Bouvier haircut

Blog written by Laura S. Rossinow, Broker/agent/ Keller Williams Realty

Moving to a new home be it around the corner or across the country can be stressful for people so I can only imagine how pets must feel. They will know something is up with all the boxes accumulating and when their play toys get put in a box too, watch out. Pet anxiety will mount, more so in some animals than others, so take the appropriate time to plan so your pet has an easy transition. Here are some tips that may make your moving process smoother and easier while allowing your pet to be less anxious and have a positive experience in their new surroundings.

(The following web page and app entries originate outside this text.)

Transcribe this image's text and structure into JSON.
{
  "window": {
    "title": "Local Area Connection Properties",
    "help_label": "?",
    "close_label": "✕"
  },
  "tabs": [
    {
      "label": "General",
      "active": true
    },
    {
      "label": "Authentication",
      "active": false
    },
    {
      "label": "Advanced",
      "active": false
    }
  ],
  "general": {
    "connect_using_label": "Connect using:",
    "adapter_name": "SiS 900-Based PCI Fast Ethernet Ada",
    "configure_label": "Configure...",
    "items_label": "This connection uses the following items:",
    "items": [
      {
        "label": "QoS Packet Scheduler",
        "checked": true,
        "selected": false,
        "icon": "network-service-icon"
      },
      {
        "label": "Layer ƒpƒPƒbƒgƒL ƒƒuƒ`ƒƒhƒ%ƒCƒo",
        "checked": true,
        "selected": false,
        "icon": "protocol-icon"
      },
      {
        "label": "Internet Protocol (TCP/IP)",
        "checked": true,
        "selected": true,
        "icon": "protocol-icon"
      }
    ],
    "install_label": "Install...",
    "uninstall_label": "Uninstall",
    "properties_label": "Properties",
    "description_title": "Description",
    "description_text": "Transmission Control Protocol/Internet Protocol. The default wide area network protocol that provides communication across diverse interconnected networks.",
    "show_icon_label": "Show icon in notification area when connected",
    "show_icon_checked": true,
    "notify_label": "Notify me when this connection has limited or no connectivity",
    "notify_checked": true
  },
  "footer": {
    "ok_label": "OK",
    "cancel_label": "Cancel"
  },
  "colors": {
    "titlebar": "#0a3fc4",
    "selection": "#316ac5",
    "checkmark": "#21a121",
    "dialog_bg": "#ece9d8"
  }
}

  • For extremely high energy and jittery animals, consider placing your pet with a loved one or in-home boarding for the duration of your move so they can have a stable environment and you can get on with the details of the move.
  • During these hectic times of moving people in and out of the house, pets can get loose. In addition, once you have moved, if your animal becomes loose and gets lost, they will not know their way back to their new home yet. This is the time, if you have not already, to make sure your pet is micro-chipped with current information.
  • Keep pets out of the way when the actual transfer of your belongings to the moving van happens. It makes the moving professionals job easier and it’s safer for your pet. Smaller animals can get injured if they are in the way.
  • Check to make sure you have all your pets’ necessary papers in check before moving. Important items to be aware of are immunization records, major illnesses and treatment records, any medications (keep cool if required) and veterinary prescribed medications for the ride for very high-energy animals that do not travel well.
  • Transportation is something to give consideration to particularly if the distance requires being in a vehicle more than one hour to arrive at your new home.
  • When considering how you are packing your vehicle for the move, keep in mind how much space will be needed and available to accommodate your pet. Will they be in your arms or in a crate? On the back seat or a metal flatbed? Make every attempt to create a comfortable, spacious space for your pet during travel so they feel safe and relaxed. Bring their favorite toy and a blanket to curl up in if that is a typical behavior for them.
  • Have your pets leash readily on hand so when the rest stop appears, you can jump out and find a pet friendly area for them or place some kind of absorbent material for other creatures while in a contained space or crate. There are special absorbent pads that can be purchased at a pet shop, placed in a crate and disposed of after soiled. Hospital chucks work great as well since water proof on one side with absorbent fill on the other.
  • Pets can get motion sickness just like people. I have a giant Bouvier des Flandres and she has a rather delicate stomach! I have learned the hard way so being prepared is the best way to travel with a pet. Feed your pet at least 1-2 hours before traveling if possible and keep snacks at bay during travel. Arm yourself with the necessary tools such as a cleaner and paper towels. I travel with wet paper towels in one plastic bag and a spare roll of paper towels on the side. Very handy and I can take action immediately when the situation arises!
  • Make sure to have fresh water for your pet. If you’re thirsty, chances are so are your pets.
  • For longer distances where the driver needs to use a rest stop, make every attempt not to leave your pet alone in the car. If it is hot out, don’t leave your pet in the car whether traveling longer distances or not. Once the vehicle is turned off without air-conditioning, the temperatures in the vehicle will escalate rapidly and your animal will be become lethargic, dehydrated and faces possible death. If you find you have to stop and you are traveling alone, park your vehicle where it can be seen and is in close proximity for quick and easy access…and be fast!
  • If your move requires an over night stay, check pet friendly facilities that will accept your pet. Do not leave your animal in the vehicle while you are cozied up in the hotel bedroom sleeping. There are many hotels/motels in the United States that accommodate animals that are not therapy or service animals. AAA can act as a guide in addition to searching on line or calling preferred chains to find their policies on pets.
  • Make your move more of a fun trip if time allows with stop offs and a little sight seeing. Include your pet on long walks along the beach or even to a quiet playground on off hours…keep baggies with you for pickup!Moving can be a fun adventure albeit stressful when planning has not been done. If you are having a fun time, so will your pet so keep positive and embrace your pet’s needs and the transition should be a smooth one for everyone involved.